During World War II, Dix was conscripted into the Volkssturm. He was captured by French troops at the end of the war and released in February 1946.
Later life and death
Dix eventually returned to Dresden and remained there until 1966. After the war most of his paintings were religious allegories or depictions of post-war suffering, including his 1948 Ecce homo with self-likeness behind barbed wire. In this period, Dix gained recognition in both parts of the then-divided Germany. In 1959 he was awarded the Grand Merit Cross of the Federal Republic of Germany (Großes Verdienstkreuz) and in 1950, he was unsuccessfully nominated for the National Prize of the GDR. He received the Lichtwark Prize in Hamburg and the Martin Andersen Nexo Art Prize in Dresden to mark his 75th birthday in 1967. Dix was made an honorary citizen of Gera. Also in 1967 he received the Hans Thoma Prize and in 1968 the Rembrandt Prize of the Goethe Foundation in Salzburg.
Dix died on 25 July 1969 after a second stroke in Singen am Hohentwiel. He is buried at Hemmenhofen on Lake Constance.
Dix had three children: a daughter Nelly (1923–1955) and two sons, Ursus (1927–2002) and Jan (1928-2019).
Otto Dix House Museums
The Otto-Dix-Haus was opened in 1991, at the 100th anniversary of Dix’s birth, in the 18th-century house where he was born and grew up, at Mohrenplatz 4 in the city of Gera, as a museum and art gallery. It is managed by the city administration.
As well as providing access to the rooms Dix lived in, it houses a permanent collection of 400 of his works on paper and paintings. Visitors can see examples of his childhood sketch books, watercolours and drawings from the 1920s and 1930s, and lithographs. The collection also includes 48 postcards he sent from the front during World War I. The gallery also regularly hosts temporary exhibitions.
The building was affected by a flood in June 2013. In order to repair the underlying damage, the museum was closed in January 2016, and re-opened in December 2016 following restoration.

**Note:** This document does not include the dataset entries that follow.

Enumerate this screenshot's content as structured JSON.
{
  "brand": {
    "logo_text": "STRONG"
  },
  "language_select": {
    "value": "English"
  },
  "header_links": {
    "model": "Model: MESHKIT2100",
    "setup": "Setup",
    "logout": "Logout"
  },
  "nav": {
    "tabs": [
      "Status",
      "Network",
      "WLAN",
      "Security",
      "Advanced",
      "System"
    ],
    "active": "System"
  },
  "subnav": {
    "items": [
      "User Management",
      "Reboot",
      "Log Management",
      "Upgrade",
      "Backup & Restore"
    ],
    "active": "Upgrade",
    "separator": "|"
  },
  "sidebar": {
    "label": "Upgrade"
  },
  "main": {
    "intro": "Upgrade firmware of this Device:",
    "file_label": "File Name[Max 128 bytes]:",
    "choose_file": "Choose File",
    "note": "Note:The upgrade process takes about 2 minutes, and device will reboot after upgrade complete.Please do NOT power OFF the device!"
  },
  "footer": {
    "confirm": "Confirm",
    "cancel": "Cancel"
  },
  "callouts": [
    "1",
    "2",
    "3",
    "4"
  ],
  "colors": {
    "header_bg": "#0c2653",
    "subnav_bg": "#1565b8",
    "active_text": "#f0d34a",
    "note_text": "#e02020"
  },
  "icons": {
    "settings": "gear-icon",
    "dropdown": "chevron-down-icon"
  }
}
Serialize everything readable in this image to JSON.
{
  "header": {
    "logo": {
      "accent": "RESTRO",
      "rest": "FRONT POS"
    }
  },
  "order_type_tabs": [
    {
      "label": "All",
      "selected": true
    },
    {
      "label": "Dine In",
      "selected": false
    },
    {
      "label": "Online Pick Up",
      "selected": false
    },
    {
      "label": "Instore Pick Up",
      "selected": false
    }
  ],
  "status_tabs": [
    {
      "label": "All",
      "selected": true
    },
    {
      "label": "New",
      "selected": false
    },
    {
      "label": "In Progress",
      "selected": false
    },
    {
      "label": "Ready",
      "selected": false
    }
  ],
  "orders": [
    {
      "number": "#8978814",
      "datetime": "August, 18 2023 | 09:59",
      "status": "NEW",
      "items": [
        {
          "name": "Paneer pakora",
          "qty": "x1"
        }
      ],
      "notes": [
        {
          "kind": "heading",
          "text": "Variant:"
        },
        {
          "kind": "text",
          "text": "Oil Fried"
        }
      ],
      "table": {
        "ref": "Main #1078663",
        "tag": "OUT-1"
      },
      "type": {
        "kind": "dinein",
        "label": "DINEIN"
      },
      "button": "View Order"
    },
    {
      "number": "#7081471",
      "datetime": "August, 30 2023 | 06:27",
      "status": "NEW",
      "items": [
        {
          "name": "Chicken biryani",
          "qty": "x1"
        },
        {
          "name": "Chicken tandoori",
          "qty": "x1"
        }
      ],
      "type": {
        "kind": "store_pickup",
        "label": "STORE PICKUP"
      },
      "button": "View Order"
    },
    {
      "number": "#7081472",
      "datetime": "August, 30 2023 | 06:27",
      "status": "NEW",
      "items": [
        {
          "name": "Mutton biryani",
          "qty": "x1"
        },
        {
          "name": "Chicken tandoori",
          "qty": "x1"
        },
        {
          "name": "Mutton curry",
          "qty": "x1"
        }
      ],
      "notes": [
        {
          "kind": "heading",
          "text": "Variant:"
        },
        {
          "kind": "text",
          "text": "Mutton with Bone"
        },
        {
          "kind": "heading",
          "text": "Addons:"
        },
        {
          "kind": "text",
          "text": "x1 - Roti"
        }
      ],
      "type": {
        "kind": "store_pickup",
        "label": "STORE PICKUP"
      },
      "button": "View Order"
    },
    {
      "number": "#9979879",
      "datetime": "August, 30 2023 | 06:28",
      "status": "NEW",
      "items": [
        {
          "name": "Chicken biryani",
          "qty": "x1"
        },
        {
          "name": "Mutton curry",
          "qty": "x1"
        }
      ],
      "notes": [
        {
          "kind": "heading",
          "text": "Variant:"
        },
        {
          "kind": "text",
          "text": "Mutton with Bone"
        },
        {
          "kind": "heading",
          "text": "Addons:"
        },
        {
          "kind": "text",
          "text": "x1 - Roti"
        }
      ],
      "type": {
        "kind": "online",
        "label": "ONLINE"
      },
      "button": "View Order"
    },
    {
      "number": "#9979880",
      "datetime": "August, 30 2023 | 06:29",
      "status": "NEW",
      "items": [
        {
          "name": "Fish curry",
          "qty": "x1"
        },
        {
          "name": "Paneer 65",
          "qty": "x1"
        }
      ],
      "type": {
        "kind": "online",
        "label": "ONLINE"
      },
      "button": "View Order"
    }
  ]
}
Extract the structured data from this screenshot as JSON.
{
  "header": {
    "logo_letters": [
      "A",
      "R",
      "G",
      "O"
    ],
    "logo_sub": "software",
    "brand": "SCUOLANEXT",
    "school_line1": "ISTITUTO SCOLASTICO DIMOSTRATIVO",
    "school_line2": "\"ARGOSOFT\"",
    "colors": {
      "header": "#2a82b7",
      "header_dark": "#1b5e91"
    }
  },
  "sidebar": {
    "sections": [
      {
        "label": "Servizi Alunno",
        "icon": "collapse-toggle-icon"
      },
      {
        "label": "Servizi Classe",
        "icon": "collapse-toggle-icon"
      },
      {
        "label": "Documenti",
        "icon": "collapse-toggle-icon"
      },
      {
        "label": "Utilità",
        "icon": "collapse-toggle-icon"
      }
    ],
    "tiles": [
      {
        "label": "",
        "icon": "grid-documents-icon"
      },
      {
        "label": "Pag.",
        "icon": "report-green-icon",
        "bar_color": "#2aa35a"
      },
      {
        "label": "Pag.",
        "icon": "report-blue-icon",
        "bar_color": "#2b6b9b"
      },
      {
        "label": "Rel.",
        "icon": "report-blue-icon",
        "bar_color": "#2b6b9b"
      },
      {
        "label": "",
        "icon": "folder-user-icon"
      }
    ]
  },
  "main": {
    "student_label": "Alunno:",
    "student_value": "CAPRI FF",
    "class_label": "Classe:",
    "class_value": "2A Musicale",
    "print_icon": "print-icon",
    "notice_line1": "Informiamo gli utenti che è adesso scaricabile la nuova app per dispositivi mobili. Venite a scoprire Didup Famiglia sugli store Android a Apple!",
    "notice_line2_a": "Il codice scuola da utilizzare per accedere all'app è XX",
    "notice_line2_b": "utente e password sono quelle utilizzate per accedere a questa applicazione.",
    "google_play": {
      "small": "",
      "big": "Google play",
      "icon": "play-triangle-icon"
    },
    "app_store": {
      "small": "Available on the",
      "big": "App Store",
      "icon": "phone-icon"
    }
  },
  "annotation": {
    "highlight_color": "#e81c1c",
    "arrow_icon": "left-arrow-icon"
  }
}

The Museum Haus Dix was inaugurated in 2013 in the house where the artist lived with his family and where he worked from 1936 to 1969, in Hemmenhofen, south Germany.